Letters of John Whitcomb Piper, 4th Massachusetts Heavy Artillery

An Honorable Peace

The Civil War Letters of Frank B. Knause, 6th Michigan Infantry & Heavy Artillery

Looking for a Rebel to Give him a Pop

Letters to & from Sgt. John Henry Ward, 93rd PA Inf

Civil War Letters of William H. H. Kinsey

Co. H, 28th Illinois Infantry

Spared & Shared 14

Saving History One Letter at a Time

The 1863 Diary of Thomas Wilbur Manchester

A Rhode Island Soldier in the American Civil War

The Daniels/Stone Digital Archives

A Collection of Family Civil War Era Letters & Ephemera

Spared & Shared 13

Saving Civil War History One Letter At A Time

Dear Nellie

Civil War Letters of Thomas L. Bailey

Homefront Letters to Mark Rankin

Co. B, 27th Massachusetts Vols.

These Troubling Times...

The Civil War Letters of William H. Walton, Co. B, 3rd New Hampshire

Reluctant Yanks

The Civil War Letters of Joseph F. & B. Franklin Orr, Co. F, 76th Ohio Infantry

Hunting rebels as a dog would a fox....

The Civil War Letters of George W. Scott of Co. I, 46th Massachusetts (Militia)

The Civil War Letters of William Hunt Goff

Company H, 24th Massachusetts

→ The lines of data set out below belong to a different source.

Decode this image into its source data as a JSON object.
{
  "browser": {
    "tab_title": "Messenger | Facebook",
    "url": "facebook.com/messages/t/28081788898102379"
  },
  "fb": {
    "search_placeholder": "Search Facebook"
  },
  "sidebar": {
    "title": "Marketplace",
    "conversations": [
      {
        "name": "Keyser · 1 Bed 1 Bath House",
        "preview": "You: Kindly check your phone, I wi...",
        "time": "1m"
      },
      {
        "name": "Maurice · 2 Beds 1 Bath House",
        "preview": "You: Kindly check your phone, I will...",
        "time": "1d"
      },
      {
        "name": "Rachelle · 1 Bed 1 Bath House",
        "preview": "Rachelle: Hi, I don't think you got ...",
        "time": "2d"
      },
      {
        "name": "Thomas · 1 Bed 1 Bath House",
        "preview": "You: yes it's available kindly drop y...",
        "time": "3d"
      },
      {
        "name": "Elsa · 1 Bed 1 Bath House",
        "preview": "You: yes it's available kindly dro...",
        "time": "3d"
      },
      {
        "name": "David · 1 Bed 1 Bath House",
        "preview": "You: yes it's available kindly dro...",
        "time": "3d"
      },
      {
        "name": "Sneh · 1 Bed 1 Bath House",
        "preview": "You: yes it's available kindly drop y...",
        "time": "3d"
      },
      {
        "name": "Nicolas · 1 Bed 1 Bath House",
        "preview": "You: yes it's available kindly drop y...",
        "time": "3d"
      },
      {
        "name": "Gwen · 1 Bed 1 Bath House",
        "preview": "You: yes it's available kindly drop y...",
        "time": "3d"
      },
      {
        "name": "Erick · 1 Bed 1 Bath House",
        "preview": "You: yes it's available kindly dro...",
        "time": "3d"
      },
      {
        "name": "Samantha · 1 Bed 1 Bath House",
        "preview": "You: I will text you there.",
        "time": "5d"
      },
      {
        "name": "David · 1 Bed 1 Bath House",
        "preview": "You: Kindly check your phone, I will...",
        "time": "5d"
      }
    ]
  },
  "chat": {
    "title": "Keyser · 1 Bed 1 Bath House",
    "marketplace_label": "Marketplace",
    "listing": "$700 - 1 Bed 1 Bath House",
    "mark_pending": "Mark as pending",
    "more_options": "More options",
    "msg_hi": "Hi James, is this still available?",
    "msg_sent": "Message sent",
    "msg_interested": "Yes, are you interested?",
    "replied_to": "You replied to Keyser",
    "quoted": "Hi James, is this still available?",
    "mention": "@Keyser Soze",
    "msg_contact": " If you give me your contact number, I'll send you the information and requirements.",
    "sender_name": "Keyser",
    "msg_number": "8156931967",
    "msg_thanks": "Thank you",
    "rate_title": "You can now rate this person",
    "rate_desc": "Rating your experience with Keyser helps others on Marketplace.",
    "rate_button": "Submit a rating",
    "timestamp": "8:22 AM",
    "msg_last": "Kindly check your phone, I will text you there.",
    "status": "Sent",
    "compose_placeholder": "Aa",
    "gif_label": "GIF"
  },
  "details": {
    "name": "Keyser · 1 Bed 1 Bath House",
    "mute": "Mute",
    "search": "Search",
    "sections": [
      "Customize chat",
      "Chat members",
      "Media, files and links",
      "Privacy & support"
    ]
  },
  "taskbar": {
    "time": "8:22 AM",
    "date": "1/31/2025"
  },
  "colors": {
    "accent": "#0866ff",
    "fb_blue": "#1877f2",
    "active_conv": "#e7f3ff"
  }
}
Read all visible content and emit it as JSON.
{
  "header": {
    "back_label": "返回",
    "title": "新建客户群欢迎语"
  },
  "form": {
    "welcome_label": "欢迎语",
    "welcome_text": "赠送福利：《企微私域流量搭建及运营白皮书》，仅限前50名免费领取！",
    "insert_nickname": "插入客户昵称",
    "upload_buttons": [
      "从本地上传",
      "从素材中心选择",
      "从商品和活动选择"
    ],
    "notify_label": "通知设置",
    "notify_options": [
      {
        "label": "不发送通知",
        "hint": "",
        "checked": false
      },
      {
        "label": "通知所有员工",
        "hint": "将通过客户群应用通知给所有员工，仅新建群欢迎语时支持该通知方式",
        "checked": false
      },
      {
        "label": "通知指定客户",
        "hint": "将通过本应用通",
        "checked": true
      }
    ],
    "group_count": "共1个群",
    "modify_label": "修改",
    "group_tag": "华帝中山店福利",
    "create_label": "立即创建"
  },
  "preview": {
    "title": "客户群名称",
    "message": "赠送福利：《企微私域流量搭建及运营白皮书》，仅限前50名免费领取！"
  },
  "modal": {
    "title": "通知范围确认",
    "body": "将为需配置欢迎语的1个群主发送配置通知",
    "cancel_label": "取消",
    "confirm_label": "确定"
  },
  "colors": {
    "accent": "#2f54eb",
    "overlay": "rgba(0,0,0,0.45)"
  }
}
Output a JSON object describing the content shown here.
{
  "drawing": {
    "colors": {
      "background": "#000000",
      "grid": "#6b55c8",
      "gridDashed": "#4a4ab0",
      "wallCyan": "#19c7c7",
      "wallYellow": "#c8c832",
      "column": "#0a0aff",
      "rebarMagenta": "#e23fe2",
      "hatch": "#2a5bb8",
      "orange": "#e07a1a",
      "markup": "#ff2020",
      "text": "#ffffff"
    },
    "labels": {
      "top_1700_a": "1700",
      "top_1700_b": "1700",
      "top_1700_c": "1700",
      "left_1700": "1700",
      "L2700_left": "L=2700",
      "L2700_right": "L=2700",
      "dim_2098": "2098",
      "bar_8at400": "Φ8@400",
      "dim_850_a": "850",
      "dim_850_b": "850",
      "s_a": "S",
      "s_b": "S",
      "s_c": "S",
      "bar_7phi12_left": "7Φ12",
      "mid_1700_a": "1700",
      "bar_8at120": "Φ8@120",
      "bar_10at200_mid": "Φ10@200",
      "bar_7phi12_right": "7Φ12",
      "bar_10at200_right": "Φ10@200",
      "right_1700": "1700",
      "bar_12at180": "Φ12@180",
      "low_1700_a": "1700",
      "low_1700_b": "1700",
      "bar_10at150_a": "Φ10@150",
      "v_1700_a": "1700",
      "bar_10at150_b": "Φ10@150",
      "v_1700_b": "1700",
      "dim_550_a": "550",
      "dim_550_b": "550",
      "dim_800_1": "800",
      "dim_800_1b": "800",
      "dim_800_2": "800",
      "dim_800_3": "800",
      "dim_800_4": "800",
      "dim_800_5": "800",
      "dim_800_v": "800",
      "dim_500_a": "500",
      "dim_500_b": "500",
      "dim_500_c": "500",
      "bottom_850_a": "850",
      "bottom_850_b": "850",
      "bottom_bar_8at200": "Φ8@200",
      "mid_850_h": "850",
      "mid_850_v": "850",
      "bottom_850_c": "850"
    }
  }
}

The Charles Wetmore Broadfoot Letters

Aide de Camp to Gen. Theophilus H. Holmes

Spared & Shared 11

Saving History One Letter at a Time

Billy Yank & Johnny Reb Letters

Civil War Letters Transcribed by Griff

To the Front

The Civil War Letters of David Brett, 9th Massachusetts Light Artillery

Dear Jack

Letters received by Dr. John William Crapster O'Neal

For the Union

Civil War Letters of William Freeland, Co. F, 132nd New York Infantry

I Shall be Willing to Suffer

The Civil War Letters of Marquis Lafayette Holt of the 3rd New Hampshire Infantry

"Shall the Union be Preserved?"

The Civil War Letters of William Henry Hodgkins -- Co. B, 36th Massachusetts

The Civil War Letters of William Busby

A Private in Co H, 20th Iowa Vols

Diary of Henry Knox Danner

The Civil War Experience of a Private in Co. K, 30th Pennsylvania Infantry (1862-1864)

Franklin S. Twitchell

Co. B, 13th Connecticut Infantry

The Civil War Letters of Henry E. Mumford

A Colored Soldier of Co. B, 29th Connecticut Infantry

No Babies Play

Letters of Joseph Hazen, Co. F, 20th New York Cavalry

I Long to See You Again

The Civil War Letters of Willis McDonald, Co. F, 17th Connecticut Infantry

I stood in my tracks

The Civil War Letters of Benjamin F. Hulburd, 7th & 2nd Vermont Infantries

This fight will tell the story

Letters by Harlan P. Martin, Co. E, 123rd N.Y.V.

The Rebecca Breidenstein Collection

Letters addressed to Rebecca by both her first & second husbands during the Civil War

The Smoke of my Rifle

A small collection of letters by Capt. Augustus Alonzo Hoit of Co. G, 8th Maine Infantry

%d bloggers like this: